The cut of a diamond refers to its angles, shapes and proportions. A nicely cut diamond with proper shapes and proportions optimizes the diamond's natural radiance and brilliance by reflecting and refracting light back through the top of a diamond. Do not confuse the cut of the diamond with it's shape. Diamonds can be cut into a number of shapes, depending on the quality of the rough stone before it is cut. Below are images of the cutting proportions as well as the shapes and cutting styles.

Diamond Cut


In most cases, the best color for a diamond is no color at all. The color of the diamond is classified and rated using a color scale which proceeds alphabetical order from D to Z, with D standing for "colorless" and Z for near-colorless with slight hints of yellow or brown. The difference from one grade to another is very subtle. Being able to grade diamonds using the color scale takes a trained eye years of experience.
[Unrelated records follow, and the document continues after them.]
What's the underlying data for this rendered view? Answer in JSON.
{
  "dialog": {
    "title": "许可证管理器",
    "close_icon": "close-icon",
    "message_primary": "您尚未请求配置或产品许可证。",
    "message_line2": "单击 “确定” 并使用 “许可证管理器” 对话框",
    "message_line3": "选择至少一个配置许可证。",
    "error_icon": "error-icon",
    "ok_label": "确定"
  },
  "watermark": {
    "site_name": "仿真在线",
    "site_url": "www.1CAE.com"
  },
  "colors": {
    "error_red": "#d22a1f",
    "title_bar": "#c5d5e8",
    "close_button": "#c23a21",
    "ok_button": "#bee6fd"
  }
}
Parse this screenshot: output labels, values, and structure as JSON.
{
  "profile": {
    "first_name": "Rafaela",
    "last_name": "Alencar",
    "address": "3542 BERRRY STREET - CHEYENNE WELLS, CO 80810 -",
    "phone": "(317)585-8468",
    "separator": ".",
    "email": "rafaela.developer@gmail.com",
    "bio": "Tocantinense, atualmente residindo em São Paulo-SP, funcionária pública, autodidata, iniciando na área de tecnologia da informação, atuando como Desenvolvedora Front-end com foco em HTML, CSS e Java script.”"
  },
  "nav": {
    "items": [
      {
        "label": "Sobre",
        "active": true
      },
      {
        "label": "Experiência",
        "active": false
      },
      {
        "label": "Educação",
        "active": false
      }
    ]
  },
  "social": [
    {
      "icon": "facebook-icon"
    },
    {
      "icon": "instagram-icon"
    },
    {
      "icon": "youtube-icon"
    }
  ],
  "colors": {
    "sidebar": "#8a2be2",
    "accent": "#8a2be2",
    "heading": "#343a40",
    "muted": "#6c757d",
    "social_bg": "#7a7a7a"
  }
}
Below is the color grading scale.

Diamond Color


The diamond's clarity is determined by using a 10-power magnifying glass on a GIA Clarity Scale from IF (internally flawless, no visible defect) to I3 (imperfect, inclusions visible to the naked eye). Most diamonds contain very tiny impurities known as "inclusions." An inclusion can interfere with the light passing through the diamond. The fewer the inclusions, the more beautiful the diamond will be. Diamonds have the capability of producing more brilliance than any other gemstone. A diamond that is free of inclusions and surface blemishes is very rare and therefore very valuable. Below is the clarity grading scale.

Diamond Clarity


The "carat" is a unit of measurement used to weigh diamonds. Although a higher carat weight may increase its rarity and value, the cut, color, and clarity of the diamond greatly impact the price. Small stones can be more expensive than large stones if the other 3 C's rate highly.